DODDS: What was tip #1?
VOSS: Tip #1 is – we’re using the word hedge funds, but these really weren’t hedge funds. Typically investor money entered Madoff Securities through feeder funds, which were from a legal perspective hedge funds, but were managed by marketing firms and set up solely to raise assets that would be funneled into Madoff Securities.
DODDS: And what made you think something was fishy?
VOSS: Well, to start with, the feeder funds were suspicious. They seemed to serve no purpose at all. Number two, the strategy that was marketed by the managers of these feeder funds as the strategy that Madoff was doing, really made no sense. It was called split-strike conversion, and when you run the numbers, it produces much more volatile and random returns than the returns advertised by the feeder funds.
DODDS: So, the promise the funds were making didn’t match reality to you?
VOSS: Yes, and I think most investors without due diligence resources should’ve been aware of that going in. Number two is the size of the money in all these feeder funds, we estimate at a time was $15 billion.
The markets that Madoff and the feeder fund managers allege were being traded revolved around S&P 100 options. And S&P 100 options are not liquid and could not take nearly the volume reporting to be executed by these people.
DODDS: Now, was this available in public records – how did you find this out?
VOSS: It takes digging, right. A little bit of the art of my business is you don’t tip your hand, you ask a lot of questions, you do your work, and you keep digging. And take everything you hear with a grain of salt and keep going.
DODDS: Now were there any physical clues here. Did you go out and look at anybody’s offices?
VOSS: Yes, I mean for us, and I’ll get into the digging, most of these feeder funds were audited by very well-respected major audit firms. And the problem was these audit firms as is industry practice and necessity, rely upon brokerage statements from executing brokers.
And the problem with the feeder funds is 100 percent of the assets was with one privately-held broker. So we said to ourselves, we’ll let’s not worry about the auditor of the feeder funds, but let’s look at who audits this broker.

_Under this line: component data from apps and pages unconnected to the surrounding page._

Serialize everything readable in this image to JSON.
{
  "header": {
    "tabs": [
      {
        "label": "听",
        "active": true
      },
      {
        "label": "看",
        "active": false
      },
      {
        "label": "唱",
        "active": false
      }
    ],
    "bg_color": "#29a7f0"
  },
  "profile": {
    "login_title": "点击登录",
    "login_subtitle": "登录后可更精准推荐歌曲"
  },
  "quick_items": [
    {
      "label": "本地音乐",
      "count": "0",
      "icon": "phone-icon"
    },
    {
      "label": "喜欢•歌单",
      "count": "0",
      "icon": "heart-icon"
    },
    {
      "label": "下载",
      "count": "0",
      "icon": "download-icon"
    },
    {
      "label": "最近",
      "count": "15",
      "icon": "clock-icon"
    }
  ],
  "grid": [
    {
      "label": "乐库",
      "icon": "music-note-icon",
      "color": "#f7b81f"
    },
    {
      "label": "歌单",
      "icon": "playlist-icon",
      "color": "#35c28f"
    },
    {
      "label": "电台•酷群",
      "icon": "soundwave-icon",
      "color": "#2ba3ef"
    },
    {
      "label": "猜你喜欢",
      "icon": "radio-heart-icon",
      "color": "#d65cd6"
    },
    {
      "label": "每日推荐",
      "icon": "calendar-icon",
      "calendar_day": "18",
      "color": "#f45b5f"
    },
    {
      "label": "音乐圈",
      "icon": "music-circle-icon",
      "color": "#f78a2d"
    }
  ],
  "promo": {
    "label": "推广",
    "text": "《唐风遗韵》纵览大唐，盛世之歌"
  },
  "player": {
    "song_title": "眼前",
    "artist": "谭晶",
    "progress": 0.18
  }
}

So, we did some digging, including at one point staking the offices in Rockland County, and what was initially described to us as a mid-sized New York-based audit firm, turned out to be a firm with, we believe, office space of 13×18 feet; three employees, one of which was 78-years-old and seemed to live in Florida, the other of which was a secretary, the third of which was a gentleman my age who is a practicing CPA. But, from our perspective there is no way a firm of this size could audit a firm of Madoff Securities size.